— Problem —
Below are some entries; write out each one of them exactly.

— Records for this exercise —
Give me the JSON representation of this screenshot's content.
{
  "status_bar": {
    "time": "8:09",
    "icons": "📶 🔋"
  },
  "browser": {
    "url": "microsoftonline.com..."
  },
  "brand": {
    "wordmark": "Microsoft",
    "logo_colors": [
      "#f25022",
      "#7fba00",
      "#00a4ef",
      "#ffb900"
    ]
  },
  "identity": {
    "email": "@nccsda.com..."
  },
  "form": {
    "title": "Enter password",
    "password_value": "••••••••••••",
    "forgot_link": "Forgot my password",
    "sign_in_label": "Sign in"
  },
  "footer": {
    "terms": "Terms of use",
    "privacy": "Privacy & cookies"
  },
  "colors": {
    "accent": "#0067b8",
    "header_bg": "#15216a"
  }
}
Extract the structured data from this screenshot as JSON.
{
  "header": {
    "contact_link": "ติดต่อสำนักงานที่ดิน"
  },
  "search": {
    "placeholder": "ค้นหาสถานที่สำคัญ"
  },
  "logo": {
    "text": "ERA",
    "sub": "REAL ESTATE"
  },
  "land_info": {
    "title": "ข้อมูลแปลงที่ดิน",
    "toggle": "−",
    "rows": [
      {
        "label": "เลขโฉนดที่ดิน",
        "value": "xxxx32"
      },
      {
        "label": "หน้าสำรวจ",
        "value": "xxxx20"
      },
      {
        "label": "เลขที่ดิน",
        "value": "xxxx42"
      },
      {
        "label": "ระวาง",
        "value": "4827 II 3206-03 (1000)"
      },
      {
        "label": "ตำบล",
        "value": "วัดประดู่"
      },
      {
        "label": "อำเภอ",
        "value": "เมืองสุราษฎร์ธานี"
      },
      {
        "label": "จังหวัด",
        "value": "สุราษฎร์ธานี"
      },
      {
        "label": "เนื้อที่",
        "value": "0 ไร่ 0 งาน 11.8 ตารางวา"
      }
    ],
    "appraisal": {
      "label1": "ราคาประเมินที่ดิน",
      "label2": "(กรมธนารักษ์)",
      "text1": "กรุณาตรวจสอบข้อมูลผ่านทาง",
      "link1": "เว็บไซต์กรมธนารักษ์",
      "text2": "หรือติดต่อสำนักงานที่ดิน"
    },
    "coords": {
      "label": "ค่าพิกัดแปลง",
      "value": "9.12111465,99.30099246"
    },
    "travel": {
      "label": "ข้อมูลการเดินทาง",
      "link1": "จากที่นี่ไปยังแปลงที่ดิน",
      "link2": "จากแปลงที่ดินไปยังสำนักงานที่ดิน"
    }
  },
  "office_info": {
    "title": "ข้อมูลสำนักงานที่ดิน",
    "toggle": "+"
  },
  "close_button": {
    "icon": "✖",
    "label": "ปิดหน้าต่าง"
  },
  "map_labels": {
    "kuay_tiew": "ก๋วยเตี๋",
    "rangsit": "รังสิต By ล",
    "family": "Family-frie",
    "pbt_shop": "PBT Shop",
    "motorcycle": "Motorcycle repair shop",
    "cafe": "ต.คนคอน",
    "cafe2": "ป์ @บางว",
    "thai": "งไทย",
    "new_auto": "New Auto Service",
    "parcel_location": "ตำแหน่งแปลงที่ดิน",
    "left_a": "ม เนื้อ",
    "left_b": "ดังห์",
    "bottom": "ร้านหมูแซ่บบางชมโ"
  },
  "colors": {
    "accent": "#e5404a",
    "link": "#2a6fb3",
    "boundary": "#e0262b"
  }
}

— Worked solution —
Give me the JSON representation of this screenshot's content.
{
  "status_bar": {
    "time": "8:09",
    "icons": "📶 🔋"
  },
  "browser": {
    "url": "microsoftonline.com..."
  },
  "brand": {
    "wordmark": "Microsoft",
    "logo_colors": [
      "#f25022",
      "#7fba00",
      "#00a4ef",
      "#ffb900"
    ]
  },
  "identity": {
    "email": "@nccsda.com..."
  },
  "form": {
    "title": "Enter password",
    "password_value": "••••••••••••",
    "forgot_link": "Forgot my password",
    "sign_in_label": "Sign in"
  },
  "footer": {
    "terms": "Terms of use",
    "privacy": "Privacy & cookies"
  },
  "colors": {
    "accent": "#0067b8",
    "header_bg": "#15216a"
  }
}
Extract the structured data from this screenshot as JSON.
{
  "header": {
    "contact_link": "ติดต่อสำนักงานที่ดิน"
  },
  "search": {
    "placeholder": "ค้นหาสถานที่สำคัญ"
  },
  "logo": {
    "text": "ERA",
    "sub": "REAL ESTATE"
  },
  "land_info": {
    "title": "ข้อมูลแปลงที่ดิน",
    "toggle": "−",
    "rows": [
      {
        "label": "เลขโฉนดที่ดิน",
        "value": "xxxx32"
      },
      {
        "label": "หน้าสำรวจ",
        "value": "xxxx20"
      },
      {
        "label": "เลขที่ดิน",
        "value": "xxxx42"
      },
      {
        "label": "ระวาง",
        "value": "4827 II 3206-03 (1000)"
      },
      {
        "label": "ตำบล",
        "value": "วัดประดู่"
      },
      {
        "label": "อำเภอ",
        "value": "เมืองสุราษฎร์ธานี"
      },
      {
        "label": "จังหวัด",
        "value": "สุราษฎร์ธานี"
      },
      {
        "label": "เนื้อที่",
        "value": "0 ไร่ 0 งาน 11.8 ตารางวา"
      }
    ],
    "appraisal": {
      "label1": "ราคาประเมินที่ดิน",
      "label2": "(กรมธนารักษ์)",
      "text1": "กรุณาตรวจสอบข้อมูลผ่านทาง",
      "link1": "เว็บไซต์กรมธนารักษ์",
      "text2": "หรือติดต่อสำนักงานที่ดิน"
    },
    "coords": {
      "label": "ค่าพิกัดแปลง",
      "value": "9.12111465,99.30099246"
    },
    "travel": {
      "label": "ข้อมูลการเดินทาง",
      "link1": "จากที่นี่ไปยังแปลงที่ดิน",
      "link2": "จากแปลงที่ดินไปยังสำนักงานที่ดิน"
    }
  },
  "office_info": {
    "title": "ข้อมูลสำนักงานที่ดิน",
    "toggle": "+"
  },
  "close_button": {
    "icon": "✖",
    "label": "ปิดหน้าต่าง"
  },
  "map_labels": {
    "kuay_tiew": "ก๋วยเตี๋",
    "rangsit": "รังสิต By ล",
    "family": "Family-frie",
    "pbt_shop": "PBT Shop",
    "motorcycle": "Motorcycle repair shop",
    "cafe": "ต.คนคอน",
    "cafe2": "ป์ @บางว",
    "thai": "งไทย",
    "new_auto": "New Auto Service",
    "parcel_location": "ตำแหน่งแปลงที่ดิน",
    "left_a": "ม เนื้อ",
    "left_b": "ดังห์",
    "bottom": "ร้านหมูแซ่บบางชมโ"
  },
  "colors": {
    "accent": "#e5404a",
    "link": "#2a6fb3",
    "boundary": "#e0262b"
  }
}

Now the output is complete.